International Monetary Fund. Fiscal Affairs Dept.;International Monetary Fund. Asia and Pacific Dept;International Monetary Fund. Western Hemisphere Dept.;International Monetary Fund. Strategy, Policy, & Review Department;International Monetary Fund. Secretary's Department;International Monetary Fund. Monetary and Capital Markets Department
INTERNATIONAL MONETARY FUND

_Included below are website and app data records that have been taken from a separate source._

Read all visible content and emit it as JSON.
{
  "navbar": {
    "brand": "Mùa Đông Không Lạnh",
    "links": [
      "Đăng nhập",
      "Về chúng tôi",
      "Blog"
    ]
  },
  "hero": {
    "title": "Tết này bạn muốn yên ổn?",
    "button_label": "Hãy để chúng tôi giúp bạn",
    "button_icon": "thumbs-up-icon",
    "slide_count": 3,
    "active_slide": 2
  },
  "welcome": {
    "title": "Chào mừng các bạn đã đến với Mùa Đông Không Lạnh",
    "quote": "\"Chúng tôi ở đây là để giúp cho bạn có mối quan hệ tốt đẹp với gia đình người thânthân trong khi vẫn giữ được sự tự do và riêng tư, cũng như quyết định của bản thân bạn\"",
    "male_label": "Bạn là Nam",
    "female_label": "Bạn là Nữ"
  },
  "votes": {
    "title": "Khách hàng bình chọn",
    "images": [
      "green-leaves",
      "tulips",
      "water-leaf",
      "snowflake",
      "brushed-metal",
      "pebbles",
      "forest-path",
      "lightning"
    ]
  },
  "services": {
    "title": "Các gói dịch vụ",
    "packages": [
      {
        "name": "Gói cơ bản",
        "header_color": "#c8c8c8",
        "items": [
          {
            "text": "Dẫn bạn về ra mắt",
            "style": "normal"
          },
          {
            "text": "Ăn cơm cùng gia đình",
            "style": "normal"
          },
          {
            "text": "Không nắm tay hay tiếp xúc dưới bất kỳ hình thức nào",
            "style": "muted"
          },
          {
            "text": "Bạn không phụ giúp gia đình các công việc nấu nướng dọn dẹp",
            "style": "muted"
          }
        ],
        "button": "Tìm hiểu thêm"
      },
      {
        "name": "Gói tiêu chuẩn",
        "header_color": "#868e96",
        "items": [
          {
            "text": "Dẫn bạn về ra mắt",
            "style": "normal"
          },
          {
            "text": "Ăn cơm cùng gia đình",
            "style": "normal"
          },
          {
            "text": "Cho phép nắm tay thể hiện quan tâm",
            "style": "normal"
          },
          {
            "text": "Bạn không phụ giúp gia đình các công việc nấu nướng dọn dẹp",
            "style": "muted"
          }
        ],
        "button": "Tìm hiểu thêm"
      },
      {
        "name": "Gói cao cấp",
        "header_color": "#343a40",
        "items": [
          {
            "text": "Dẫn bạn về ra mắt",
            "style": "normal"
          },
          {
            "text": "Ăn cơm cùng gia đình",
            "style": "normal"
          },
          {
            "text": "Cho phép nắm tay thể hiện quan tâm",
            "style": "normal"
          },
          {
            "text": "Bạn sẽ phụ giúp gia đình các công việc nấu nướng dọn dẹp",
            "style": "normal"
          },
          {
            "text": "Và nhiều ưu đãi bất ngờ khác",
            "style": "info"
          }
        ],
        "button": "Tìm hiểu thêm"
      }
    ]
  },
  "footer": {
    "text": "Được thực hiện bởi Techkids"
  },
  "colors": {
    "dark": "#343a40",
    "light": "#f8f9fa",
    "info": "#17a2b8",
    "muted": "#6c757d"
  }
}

Global current account imbalances were broadly unchanged in 2016, with minor shifts adding to the reconfiguration under way since 2013. The fall in commodity prices, uneven cyclical recoveries in systemic economies, and differences in policy responses contributed to the rotation of imbalances. Current account surpluses of oil-exporting economies, as a group, shifted from large surpluses to small deficits, while deficits in emerging and developing economies narrowed markedly. At the same time, surpluses and deficits in key advanced economies widened. These trends were generally supported by real exchange rate movements. Overall excess current account imbalances (i.e., deficits or surpluses that deviate from desirable levels) represented about one-third of total global imbalances in 2016, remaining broadly unchanged since 2013, although increasingly concentrated in advanced economies. In particular, excess imbalances narrowed in emerging and developing economies, led by a smaller excess surplus in China and smaller excess deficits in others (Brazil, Indonesia, South Africa, Turkey). This narrowing, however, was accompanied by a widening of excess imbalances in some advanced economies. The persistence of large excess surpluses in several advanced economies (e.g. Germany, Korea, the Netherlands, Singapore, Sweden) remains a distinguishing feature of the constellation of imbalances, an issue that is explored in greater detail in this year's report. Persistent global excess imbalances suggest that automatic adjustment mechanisms are weak. While the rotation of excess imbalances toward advanced economies-with deficits increasingly concentrated in the United States and United Kingdom-likely entails lower deficit-financing risks in the near term, the increased concentration of deficits in a few economies carries greater risks of disruptive trade policy actions. Diverging stock positions coupled with continued overreliance on demand from debtor countries could also pose risks to global growth and raise the likelihood of disruptive adjustments down the road. With nearly-closed output gaps in most systemic economies, addressing external imbalances in a growth-friendly fashion requires a recalibration of the policy mix in deficit and surplus economies alike. Excess deficit countries should move forward with fiscal consolidation, while gradually normalizing monetary policy in tandem with inflation developments. Excess surplus economies with fiscal space should reduce their reliance on easy monetary policy and allow for greater fiscal stimulus. Where monetary policy is constrained from playing a role, as in individual euro area members, fiscal and structural policies to facilitate relative price adjustments should take priority. Meanwhile, structural policies in excess surplus countries should focus on lifting distortions that constrain domestic demand or limit trade competition; while in excess deficit economies, policies should be directed to improving external competitiveness and overall saving. Protectionist and mercantilist policies should be avoided as they are detrimental to global growth.